Playwright Draws on His Military Experiences to Create Compelling Drama
Thirty years elapsed between Gordon Penn’s graduation from Licking Hill School in southern Missouri and when he got his college degree from Fordham University. As the son of parents who both dropped out of school after eighth grade, the MFA in playwriting that he will earn this month from Columbia’s School of the Arts is a personal and professional achievement.
Penn’s path to playwriting took many turns. He was a music and theater producer and publicist in Chicago, then ran his own management firm for actors in Los Angeles. In 2006, while traveling the country working as a DJ, Penn “heard a news story about how, due to the wars in Afghanistan and Iraq, the army had raised its maximum age to 42,” he said. “I turned 40 years old in basic training and never looked back.”
He spent the next five years on active duty assigned to the 3rd Infantry Regiment, known by its nicknames, the “Old Guard” and “Escort to the President.” He participated in President Barack Obama’s two inaugurations as well as over 2,000 Army funerals at Arlington National Cemetery. In 2011, Penn was sent to Kuwait as a photographer to document the 20th anniversary of Operation Desert Storm.
He was honorably discharged from active duty service in 2012, but continues to serve in the Army Reserve as a photojournalist with the 361st Public Affairs detachment, Fort Totten, Queens.
“Joining the Army was like hitting the reset button,” said Penn. “Somewhere along the way, I discovered that I was a closet writer, so first things first—that never-completed college degree.”
Penn moved to New York to attend Fordham, where he studied painting and writing, graduating in 2015. “I took my first playwriting class there, and studied with professors who urged me to continue writing and helped me finish my first play,” he said.
Penn honed his craft studying with the renowned professors in the theater department’s playwriting concentration—including Tony winner David Henry Hwang, Lynn Nottage, a two-time Pulitzer Prize winner, as well as Charles Mee, Anne Bogart and Arnold Aronson. He also “did a lot of everything else” — acting, taking photos of productions, managing props and designing costumes.
“I got into Columbia with the first play I ever wrote, so I never had anything of my own produced,” said Penn. “My work is a product of this school.”
His thesis play, Into the Zone (A military comedy with enhanced interrogation techniques), directed by his wife, Ann Cooley, grew from a 20-minute in-class presentation to a full-length workshop piece, which had a production translated into Mandarin in Shanghai in December, where Penn was a visiting artist at the Shanghai Theatre Academy.
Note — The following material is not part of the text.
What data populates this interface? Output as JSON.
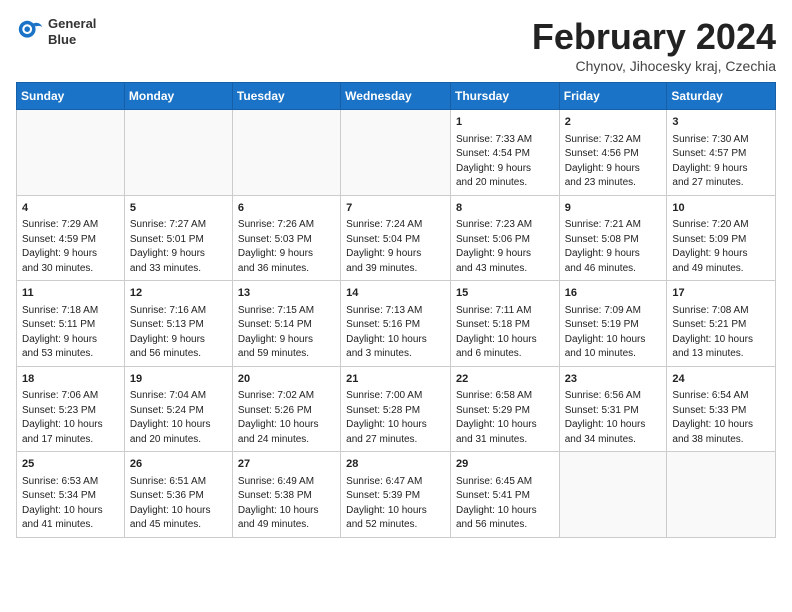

There will be an Equity showcase production this month at the Signature Theatre in New York during the annual School of the Arts graduating playwrights’ New Plays Festival.
“Gordon Penn came into our program as an older student, having lived several lives before deciding to become a dramatist,” said Hwang, head of the playwriting concentration at School of the Arts. “He soon emerged as a leader among his peers, while creating bold, innovative work drawing on his life experiences, particularly as a member of the U.S. military. Gordon has shown that artistry can come to fruition at any age.”
After graduation, Penn hopes to take Into the Zone to the Edinburgh Fringe Festival and, among other projects, is the libretto military consultant and assistant costume designer for Hwang’s new opera, An American Soldier, which opens at the Opera Theatre of Saint Louis in June.
“I may have known how to write a play before I came to Columbia, but I am leaving here as a playwright,” Penn said. “There is a huge difference. The program here is immersive and collaborative.”